Another release in Concord’s series of albums paying tribute to the Monterey Jazz Festival (previously: Cal Tjader) is one that fits me like a bespoke suit, because it features one of my favorites — Dave Brubeck. 50 Years Of Dave Brubeck – Live At The Monterey Jazz Festival (1958-2007) is exactly what you’d infer from the title, a celebration of Brubeck’s many appearances through the years. It doesn’t get much better than that.
Brubeck is in his eighties now and still performing, and his appearance at the 2007 festival wowed the crowds just as much as the one he made with the original quartet at the 1958 festival. In fact, you could probably make a good case for Brubeck being the heart and soul of the whole thing, because not only has he made numerous appearances through the years, but he was in at the beginning — before it even existed.
Brubeck and his legendary quartet – which included alto saxophonist Paul Desmond, drummer Joe Morello, and bassist Eugene Wright – was the group chosen by the festival’s founder, Jimmy Lyons, to perform for local bigwigs and educate them about jazz. It worked out pretty well for everybody.
That edition of the Brubeck quartet is heard here on the first three tracks, which includes some familiar pieces. Among them is a 1962 performance of “Someday My Prince Will Come,” the quartet’s innovative jazz interpretation of the theme from Snow White, and from 1966, “Take Five,” a song that had a few years earlier become a mainstream hit and brought millions of new fans to jazz. It’s fascinating to hear and compare the improvisational play here with the familiar original.
In subsequent years, Brubeck appeared at the festival with later groups he’d formed. One of those included Gerry Mulligan on baritone sax, along with Jack Six on bass and Alan Dawson on drums, and included here are a couple of pieces from that group’s 1971 appearance. I especially liked Mulligan’s composition, “
Jumping Bean,” which features Latin accents and outstanding solos.

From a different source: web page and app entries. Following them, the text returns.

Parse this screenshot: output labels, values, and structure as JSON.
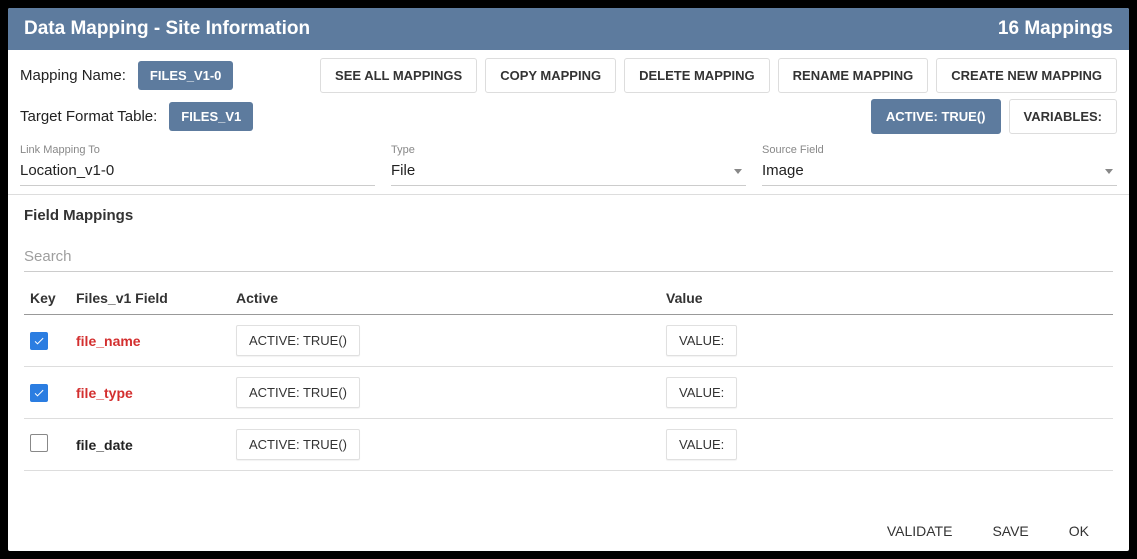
{
  "header": {
    "title": "Data Mapping - Site Information",
    "count": "16 Mappings"
  },
  "mapping": {
    "name_label": "Mapping Name:",
    "name_chip": "FILES_V1-0",
    "target_label": "Target Format Table:",
    "target_chip": "FILES_V1"
  },
  "buttons": {
    "see_all": "SEE ALL MAPPINGS",
    "copy": "COPY MAPPING",
    "delete": "DELETE MAPPING",
    "rename": "RENAME MAPPING",
    "create": "CREATE NEW MAPPING",
    "active": "ACTIVE: TRUE()",
    "variables": "VARIABLES:"
  },
  "fields": {
    "link_label": "Link Mapping To",
    "link_value": "Location_v1-0",
    "type_label": "Type",
    "type_value": "File",
    "source_label": "Source Field",
    "source_value": "Image"
  },
  "section": {
    "title": "Field Mappings",
    "search_placeholder": "Search"
  },
  "columns": {
    "key": "Key",
    "field": "Files_v1 Field",
    "active": "Active",
    "value": "Value"
  },
  "rows": [
    {
      "checked": true,
      "required": true,
      "name": "file_name",
      "active": "ACTIVE: TRUE()",
      "value": "VALUE:"
    },
    {
      "checked": true,
      "required": true,
      "name": "file_type",
      "active": "ACTIVE: TRUE()",
      "value": "VALUE:"
    },
    {
      "checked": false,
      "required": false,
      "name": "file_date",
      "active": "ACTIVE: TRUE()",
      "value": "VALUE:"
    }
  ],
  "footer": {
    "validate": "VALIDATE",
    "save": "SAVE",
    "ok": "OK"
  }
}
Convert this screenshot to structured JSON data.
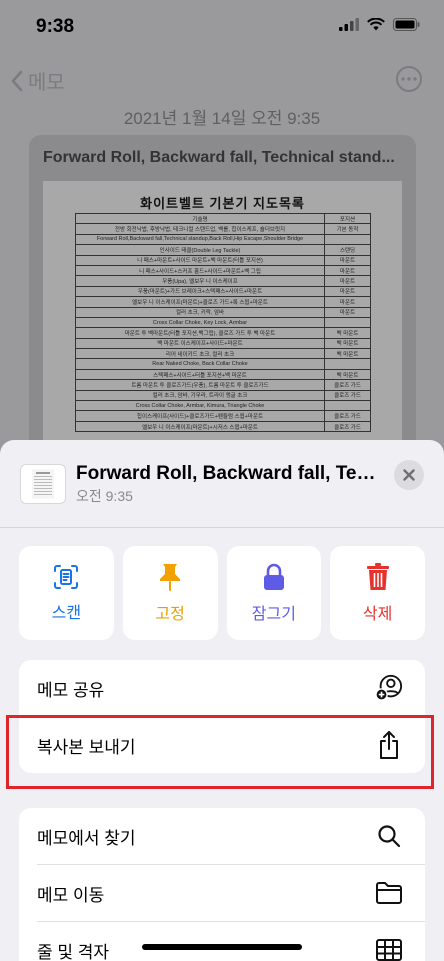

Later Brubeck appearances at the festival included one in 1985, when his son Chris joined in with some skillful play on the bass, and a poignant one in 1998 when Brubeck performed “Goodbye, Old Friend,” a song he’d written as a tribute to Mulligan, who had died in 1996. Just one of the many special moments on this album — highly recommended.